Welcome back to the Truth About Recording and Mixing brought to you by the Fretboard Journal from Crackle & Pop! studio in Ballard, Washington. On this episode, we speak to Bill Cheney of Spectra 1964 about the history of the company and the classic circuits that are still on the cutting edge today.
Some of the topics discussed this week:
1:10 Listener comment from Josh Block regarding episode 11 with Timothy Herzog
3:05 Listener comments from Bob Knetzger
4:45 What is flanging? Johnny gives a demo and a modern technique to achieve that classic sound
16:45 Welcome Bill Cheney, Bill talks about his upbringing and how he got into audio
20:30 Meeting William Dilley and eventually going to work for Spectra
29:30 Scully 100: the Spectra tape machine

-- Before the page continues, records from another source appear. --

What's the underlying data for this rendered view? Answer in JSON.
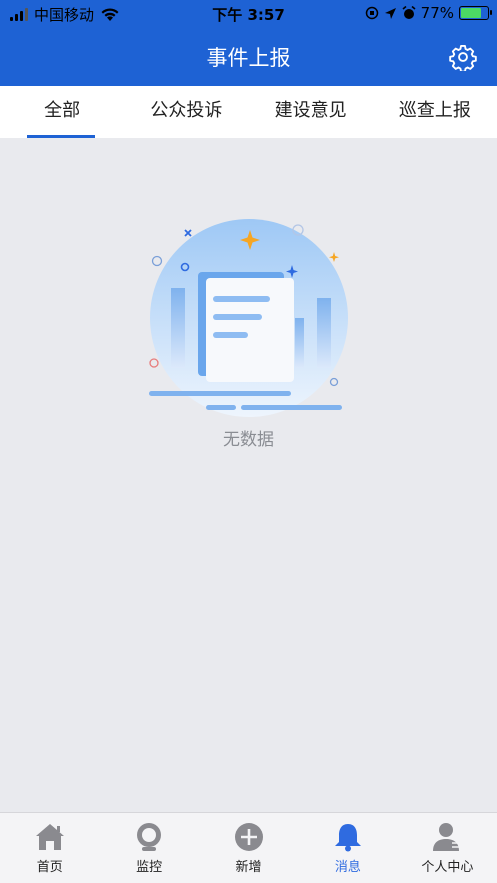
{
  "status_bar": {
    "carrier": "中国移动",
    "time": "下午 3:57",
    "battery_percent": "77%",
    "battery_level": 0.77
  },
  "header": {
    "title": "事件上报",
    "settings_icon": "gear-icon"
  },
  "tabs": [
    {
      "label": "全部",
      "active": true
    },
    {
      "label": "公众投诉",
      "active": false
    },
    {
      "label": "建设意见",
      "active": false
    },
    {
      "label": "巡查上报",
      "active": false
    }
  ],
  "empty_state": {
    "text": "无数据",
    "illustration": "empty-document-illustration"
  },
  "bottom_nav": [
    {
      "label": "首页",
      "icon": "home-icon",
      "active": false
    },
    {
      "label": "监控",
      "icon": "camera-icon",
      "active": false
    },
    {
      "label": "新增",
      "icon": "plus-circle-icon",
      "active": false
    },
    {
      "label": "消息",
      "icon": "bell-icon",
      "active": true
    },
    {
      "label": "个人中心",
      "icon": "user-icon",
      "active": false
    }
  ],
  "colors": {
    "primary": "#1e62d4",
    "background": "#e9eaee",
    "active_nav": "#2f6be0",
    "inactive_icon": "#8a8a8f"
  }
}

33:00 ’70s era when Spectra is building sound reinforcement when Bill first started working there
36:30 William Dilley’s story and his love of the flying
41:30 The gear manufacturing world of the early ’60s and how Spectra got into the market. The 101 amplifier and who was building studios using Spectra parts.
46:30 William Dilley designing the Minutemen missile launch project and a side story about William Dilley and Les Paul hanging out. How working on that system informed his knowledge of transistor circuitry.
1:00:00 The development of the product line through the ’60s: the 101A and the 500EQ
1:06:45 The 610 comp limiter and the reasoning behind the putting the limiter at the front of the circuit
1:14:00 What other circuits was William Dilley working on in the late 60s?
1:19:00 Differences in parts from then and now and where the company is headed now. Through hole technology and current manufacturing. Challenges leading to Spectra using SMD fabrication
1:33:20 New products coming out now
1:40:00 More talk of the 610 compressors… and the book of instructions
Thank you for listening to the Truth About Recording & Mixing. Please keep sending us your questions (voice memos are great!) to email@example.com
The Truth About Recording & Mixing is a bi-weekly podcast produced by the Fretboard Journal magazine, loosely based on our Truth About Vintage Amps podcast.